The costs incurred by a land trust in owning and operating a preserve vary greatly depending on the land trust’s plans for and activities on the land.
What should you do if a neighboring landowner encroaches on your organization’s property (e.g., builds a shed or extends their lawn) or otherwise uses the land without permission? Sometimes immediately booting them is the best answer; sometimes arriving at some accommodation that provides them with at least temporary permission makes more sense. Doing nothing invites trouble. (Print version of ConservationTools.org guide)
The Model Permission for Encroachment is a license agreement that allows an encroachment to continue until the owner withdraws permission. The model document also features owner protections from claims pertaining to injury or property damage, a requirement that the encroacher comply with the law, and the termination of any rights the encroacher may have to claim adverse possession.

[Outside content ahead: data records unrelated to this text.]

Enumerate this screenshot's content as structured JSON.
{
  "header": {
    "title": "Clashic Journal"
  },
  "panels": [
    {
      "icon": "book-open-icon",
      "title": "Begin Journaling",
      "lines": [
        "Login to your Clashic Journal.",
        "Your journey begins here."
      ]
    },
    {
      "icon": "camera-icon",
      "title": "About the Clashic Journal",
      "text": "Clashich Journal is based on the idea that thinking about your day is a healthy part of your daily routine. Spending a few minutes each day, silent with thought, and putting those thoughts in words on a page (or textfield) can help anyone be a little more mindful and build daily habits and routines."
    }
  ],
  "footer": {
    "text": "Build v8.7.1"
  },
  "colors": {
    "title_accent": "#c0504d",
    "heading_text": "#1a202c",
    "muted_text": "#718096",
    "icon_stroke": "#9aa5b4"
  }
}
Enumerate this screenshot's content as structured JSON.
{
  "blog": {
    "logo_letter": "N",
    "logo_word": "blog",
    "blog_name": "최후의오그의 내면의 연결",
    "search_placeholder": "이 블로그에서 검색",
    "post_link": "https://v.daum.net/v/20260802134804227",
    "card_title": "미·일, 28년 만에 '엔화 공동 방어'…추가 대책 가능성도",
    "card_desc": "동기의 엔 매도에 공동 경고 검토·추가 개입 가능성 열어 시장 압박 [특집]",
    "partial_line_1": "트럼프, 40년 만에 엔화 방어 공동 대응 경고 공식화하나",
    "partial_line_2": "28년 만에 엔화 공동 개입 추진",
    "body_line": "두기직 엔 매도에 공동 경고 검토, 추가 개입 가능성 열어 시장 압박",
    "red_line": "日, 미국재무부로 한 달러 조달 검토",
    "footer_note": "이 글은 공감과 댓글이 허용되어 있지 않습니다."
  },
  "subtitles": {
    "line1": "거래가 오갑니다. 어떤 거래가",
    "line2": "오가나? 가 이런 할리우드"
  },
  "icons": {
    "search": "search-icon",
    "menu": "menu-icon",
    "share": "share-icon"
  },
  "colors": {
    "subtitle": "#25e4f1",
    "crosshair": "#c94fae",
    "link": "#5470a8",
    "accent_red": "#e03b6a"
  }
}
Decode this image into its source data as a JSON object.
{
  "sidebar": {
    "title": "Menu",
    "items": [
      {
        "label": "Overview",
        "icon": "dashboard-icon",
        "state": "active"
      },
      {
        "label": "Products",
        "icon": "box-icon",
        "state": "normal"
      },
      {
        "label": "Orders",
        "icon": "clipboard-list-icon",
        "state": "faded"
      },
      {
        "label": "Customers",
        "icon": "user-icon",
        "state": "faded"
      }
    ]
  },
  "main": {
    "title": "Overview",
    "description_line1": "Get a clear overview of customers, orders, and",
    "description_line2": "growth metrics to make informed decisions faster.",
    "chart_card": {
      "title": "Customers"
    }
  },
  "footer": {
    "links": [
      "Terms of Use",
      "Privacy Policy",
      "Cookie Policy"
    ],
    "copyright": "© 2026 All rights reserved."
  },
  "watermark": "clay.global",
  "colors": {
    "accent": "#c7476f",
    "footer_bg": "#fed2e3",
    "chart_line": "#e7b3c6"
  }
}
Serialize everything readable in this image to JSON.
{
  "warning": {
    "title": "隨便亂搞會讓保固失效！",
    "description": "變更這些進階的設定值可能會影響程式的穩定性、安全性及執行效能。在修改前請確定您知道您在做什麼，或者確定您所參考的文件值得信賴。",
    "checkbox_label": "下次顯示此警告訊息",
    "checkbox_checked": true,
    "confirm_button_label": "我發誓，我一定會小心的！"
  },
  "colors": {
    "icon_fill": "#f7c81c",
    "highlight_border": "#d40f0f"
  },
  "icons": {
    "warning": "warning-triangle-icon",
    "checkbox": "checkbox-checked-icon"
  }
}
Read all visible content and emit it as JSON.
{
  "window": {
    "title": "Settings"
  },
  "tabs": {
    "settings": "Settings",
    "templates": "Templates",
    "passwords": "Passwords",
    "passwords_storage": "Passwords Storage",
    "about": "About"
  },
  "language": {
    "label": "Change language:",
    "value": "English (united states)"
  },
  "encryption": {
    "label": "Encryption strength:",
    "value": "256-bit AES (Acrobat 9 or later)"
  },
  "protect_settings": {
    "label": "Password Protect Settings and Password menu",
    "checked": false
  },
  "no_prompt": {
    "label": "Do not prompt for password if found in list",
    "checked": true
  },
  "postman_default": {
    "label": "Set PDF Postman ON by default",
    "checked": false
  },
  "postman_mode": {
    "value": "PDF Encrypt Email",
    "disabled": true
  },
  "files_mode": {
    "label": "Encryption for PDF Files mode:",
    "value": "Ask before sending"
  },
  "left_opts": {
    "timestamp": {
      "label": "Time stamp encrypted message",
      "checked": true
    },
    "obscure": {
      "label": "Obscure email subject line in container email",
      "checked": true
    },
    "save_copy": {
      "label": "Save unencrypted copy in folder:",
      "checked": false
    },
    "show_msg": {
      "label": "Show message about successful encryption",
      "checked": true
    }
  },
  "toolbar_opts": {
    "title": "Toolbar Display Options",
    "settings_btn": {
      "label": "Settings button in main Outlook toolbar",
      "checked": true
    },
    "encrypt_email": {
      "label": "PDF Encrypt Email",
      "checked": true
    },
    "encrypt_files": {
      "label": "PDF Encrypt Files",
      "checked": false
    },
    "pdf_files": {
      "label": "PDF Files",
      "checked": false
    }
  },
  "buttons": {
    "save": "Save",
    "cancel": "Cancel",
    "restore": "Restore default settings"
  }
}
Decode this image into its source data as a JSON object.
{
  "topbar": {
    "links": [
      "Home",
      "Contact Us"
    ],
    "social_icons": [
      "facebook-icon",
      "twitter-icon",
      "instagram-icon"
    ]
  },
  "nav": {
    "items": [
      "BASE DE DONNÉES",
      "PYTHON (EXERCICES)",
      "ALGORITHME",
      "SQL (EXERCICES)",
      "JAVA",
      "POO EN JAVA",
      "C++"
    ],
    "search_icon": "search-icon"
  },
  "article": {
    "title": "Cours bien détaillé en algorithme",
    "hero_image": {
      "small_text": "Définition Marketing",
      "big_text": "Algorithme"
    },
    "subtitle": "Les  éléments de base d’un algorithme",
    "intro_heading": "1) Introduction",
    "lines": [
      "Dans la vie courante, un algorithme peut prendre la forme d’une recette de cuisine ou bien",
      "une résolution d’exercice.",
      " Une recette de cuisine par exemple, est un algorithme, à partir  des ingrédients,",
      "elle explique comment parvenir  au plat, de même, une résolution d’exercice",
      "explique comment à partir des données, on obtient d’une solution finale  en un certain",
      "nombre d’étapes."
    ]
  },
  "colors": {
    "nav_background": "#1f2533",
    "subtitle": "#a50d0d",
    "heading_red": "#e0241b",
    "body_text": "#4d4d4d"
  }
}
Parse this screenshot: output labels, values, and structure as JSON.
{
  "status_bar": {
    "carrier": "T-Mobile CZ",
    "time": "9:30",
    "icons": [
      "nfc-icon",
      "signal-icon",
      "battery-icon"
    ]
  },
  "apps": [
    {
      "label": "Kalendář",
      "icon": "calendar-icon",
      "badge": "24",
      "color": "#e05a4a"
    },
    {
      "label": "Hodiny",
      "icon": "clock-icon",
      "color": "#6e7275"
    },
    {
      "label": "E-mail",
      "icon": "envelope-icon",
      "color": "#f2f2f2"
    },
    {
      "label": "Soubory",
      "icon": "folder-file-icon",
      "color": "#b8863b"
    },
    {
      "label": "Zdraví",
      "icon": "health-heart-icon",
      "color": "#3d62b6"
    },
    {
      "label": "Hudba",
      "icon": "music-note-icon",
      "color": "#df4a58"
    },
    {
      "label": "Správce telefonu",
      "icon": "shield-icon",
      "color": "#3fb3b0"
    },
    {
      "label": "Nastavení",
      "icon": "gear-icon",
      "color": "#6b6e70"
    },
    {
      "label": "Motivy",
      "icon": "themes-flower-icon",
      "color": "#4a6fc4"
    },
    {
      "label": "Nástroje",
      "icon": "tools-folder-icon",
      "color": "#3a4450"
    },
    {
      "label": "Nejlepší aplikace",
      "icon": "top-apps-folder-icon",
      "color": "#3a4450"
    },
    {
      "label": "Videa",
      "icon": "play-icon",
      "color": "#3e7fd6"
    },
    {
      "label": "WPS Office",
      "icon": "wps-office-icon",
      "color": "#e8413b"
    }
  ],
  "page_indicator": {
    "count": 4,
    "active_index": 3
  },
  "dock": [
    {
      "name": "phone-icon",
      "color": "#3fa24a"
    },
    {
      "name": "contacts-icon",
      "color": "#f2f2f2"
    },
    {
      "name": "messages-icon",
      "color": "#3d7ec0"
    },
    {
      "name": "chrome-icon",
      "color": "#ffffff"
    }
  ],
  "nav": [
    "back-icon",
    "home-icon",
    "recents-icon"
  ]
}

Southwest Michigan Land Conservancy uses this spreadsheet to calculate stewardship costs for a fee-owned property with trails, a parking lot, signs, and other amenities.
The Stewardship Handbook is a compilation of the knowledge gained from the organization’s four decades of experience managing its 20,000-acre network of nature preserves in the region. The 220-page book serves as a resource for professional land managers and planners as well as to homeowners seeking to adopt a greener approach to caring for their properties.